The Real Reason Michelle Obama Went To Marriage Counseling

The Obamas are a first family that Americans (and the world) will talk about for years to come. The power couple has been called #relationshipgoals across age groups and managed to successfully merge politics and pop culture — even more so after former President Barack Obama and his family moved out of the White House.

Former first lady Michelle has launched many of her own campaigns and even published a best selling novel, Becoming, which has grossed more than $60 million as of 2019, per NBC News. During her press run for the memoir, Michelle spoke candidly on intimate details about her family, including marital disputes with Barack. She doesn't paint the couple to be "perfect" in any fashion and even reveals that she and her husband utilized couples' counseling for a variety of reasons. During these sessions, Michelle revealed that she learned a lot about herself and the intricacies of her marriage.

Let's take a closer look at the real reason Michelle Obama went to marriage counseling and why she's opening up about the experience.

Michelle Obama reveals her 'tacky' love story

At first glance, Barack and Michelle Obama's backstory feels like a romantic novel waiting to be written. According to Insider, they met in 1989 at the Chicago law firm where she worked as an attorney. Twenty-five-year-old Michelle Robinson was tasked with mentoring a 28-year-old law student named Barack. Michelle assumed, per ABC News, that this pairing made sense to the law firm since both professionals had attended Harvard University. "There was a little intrigue," Michelle said, but when Barack asked her out about a month into the gig, she recalled thinking "no way. This is completely tacky."
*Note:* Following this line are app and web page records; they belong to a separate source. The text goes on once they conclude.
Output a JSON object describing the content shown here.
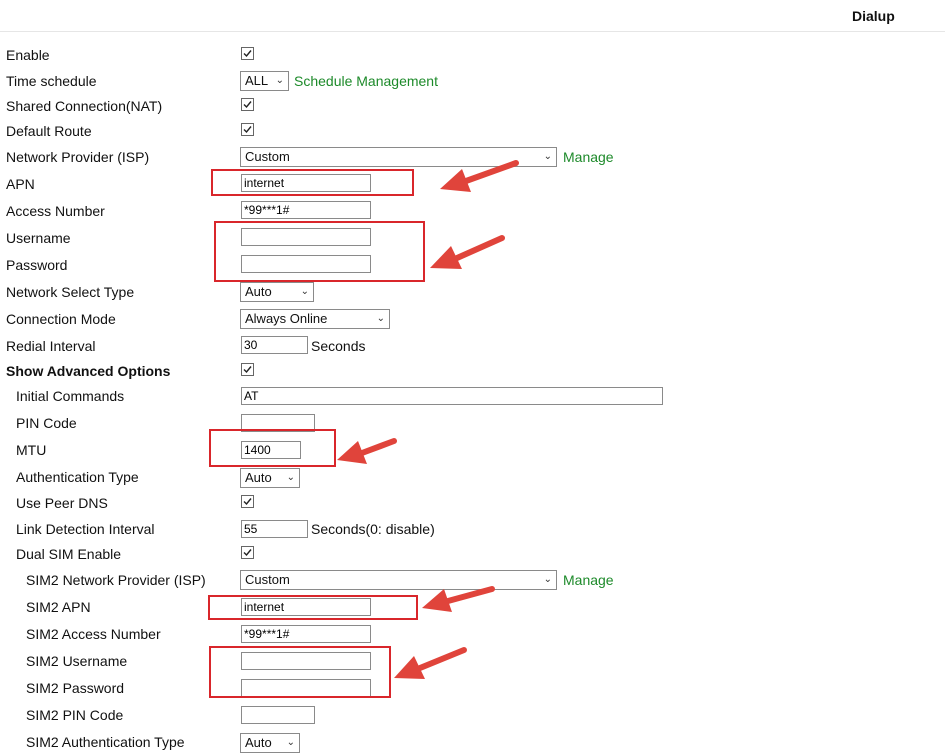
{
  "header": {
    "title": "Dialup"
  },
  "labels": {
    "enable": "Enable",
    "time_schedule": "Time schedule",
    "shared_connection": "Shared Connection(NAT)",
    "default_route": "Default Route",
    "network_provider": "Network Provider (ISP)",
    "apn": "APN",
    "access_number": "Access Number",
    "username": "Username",
    "password": "Password",
    "network_select_type": "Network Select Type",
    "connection_mode": "Connection Mode",
    "redial_interval": "Redial Interval",
    "show_advanced": "Show Advanced Options",
    "initial_commands": "Initial Commands",
    "pin_code": "PIN Code",
    "mtu": "MTU",
    "authentication_type": "Authentication Type",
    "use_peer_dns": "Use Peer DNS",
    "link_detection_interval": "Link Detection Interval",
    "dual_sim_enable": "Dual SIM Enable",
    "sim2_network_provider": "SIM2 Network Provider (ISP)",
    "sim2_apn": "SIM2 APN",
    "sim2_access_number": "SIM2 Access Number",
    "sim2_username": "SIM2 Username",
    "sim2_password": "SIM2 Password",
    "sim2_pin_code": "SIM2 PIN Code",
    "sim2_authentication_type": "SIM2 Authentication Type"
  },
  "values": {
    "time_schedule": "ALL",
    "network_provider": "Custom",
    "apn": "internet",
    "access_number": "*99***1#",
    "username": "",
    "password": "",
    "network_select_type": "Auto",
    "connection_mode": "Always Online",
    "redial_interval": "30",
    "initial_commands": "AT",
    "pin_code": "",
    "mtu": "1400",
    "authentication_type": "Auto",
    "link_detection_interval": "55",
    "sim2_network_provider": "Custom",
    "sim2_apn": "internet",
    "sim2_access_number": "*99***1#",
    "sim2_username": "",
    "sim2_password": "",
    "sim2_pin_code": "",
    "sim2_authentication_type": "Auto"
  },
  "checkboxes": {
    "enable": true,
    "shared_connection": true,
    "default_route": true,
    "show_advanced": true,
    "use_peer_dns": true,
    "dual_sim_enable": true
  },
  "links": {
    "schedule_management": "Schedule Management",
    "manage": "Manage",
    "sim2_manage": "Manage"
  },
  "units": {
    "redial_interval": "Seconds",
    "link_detection_interval": "Seconds(0: disable)"
  },
  "icons": {
    "dropdown": "chevron-down-icon",
    "checkbox": "checkmark-icon",
    "annotation": "red-arrow-icon"
  },
  "colors": {
    "link": "#1d8a2a",
    "annotation": "#d9262b"
  }
}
She eventually agreed to a first date at a museum, and two years and many dates later, Barack and Michelle were engaged. They wed in October 1992. In his marriage vows, "Barack didn't pledge riches, only a life that would be interesting," she recalled. On July 4, 1998, Michelle gave birth to their first daughter, Malia Ann, and on July 10, 2001, Natasha (aka Sasha) was born.

In 2004, things really started to get interesting when Barack was elected to the U.S. Senate for Illinois. Four years later, Michelle stood next to her husband as he was elected the 44th President of the United States.

Throughout their tenure in the spotlight, there was never a time the power couple appeared to struggle. However, Michelle later shed some light on the darker corners of their marriage and the counseling that helped them endure.

Marriage counseling was a 'turning point' for the Obamas

During sit-down interviews following the release of her memoir, Michelle Obama spoke candidly about her experience with marriage counseling. The former first lady told late-night host Jimmy Fallon that she went into it thinking a professional would help her partner change. "I was one of those wives who thought, 'I'm taking you to marriage counseling so you can be fixed, Barack Obama. Because I was like, 'I'm perfect.'" 

"And lo and behold, counseling wasn't that at all," she told Oprah Winfrey. "It was about me exploring my sense of happiness and my voice ... I couldn't look to Barack and he couldn't look to me to be everything." Michelle said learning how to ground herself and her kids was vital. She determined that her life with "this swerving dervish of a person" (aka Barack) would require her to set boundaries (e.g. bedtime for the kids at a set time), and it would be his responsibility to "catch up to them."

"Marriage counseling was a turning point for me," she told Fallon. "...I had to learn how to fill myself up and how to put myself higher on my priority list." Michelle now hopes to help others learn from her experience.

Michelle Obama keeps it real for young couples

While many couples of all ages see Barack and Michelle Obama as the perfect pair, the former first lady says she wants to be open about their relationship's pitfalls and struggles because there are many young partners looking at their marriage through a filter — without their everyday relationship dilemmas on display for the world to witness.

"I want young people to know that marriage is work. Even the best marriages require work," she said during an appearance on The Tonight Show with Jimmy Fallon. "It's a choice that you make again and again and again." Michelle urged young couples to not quit when it gets difficult or problems arise. "If you're married for 50 years and 10 of them are horrible, you're doing really good," she quipped.

NBC News reported in 2019 that Becoming was becoming among the best-selling memoirs in history. The book was also the inspiration behind the Netflix documentary of the same name, which debuted May 6, 2020.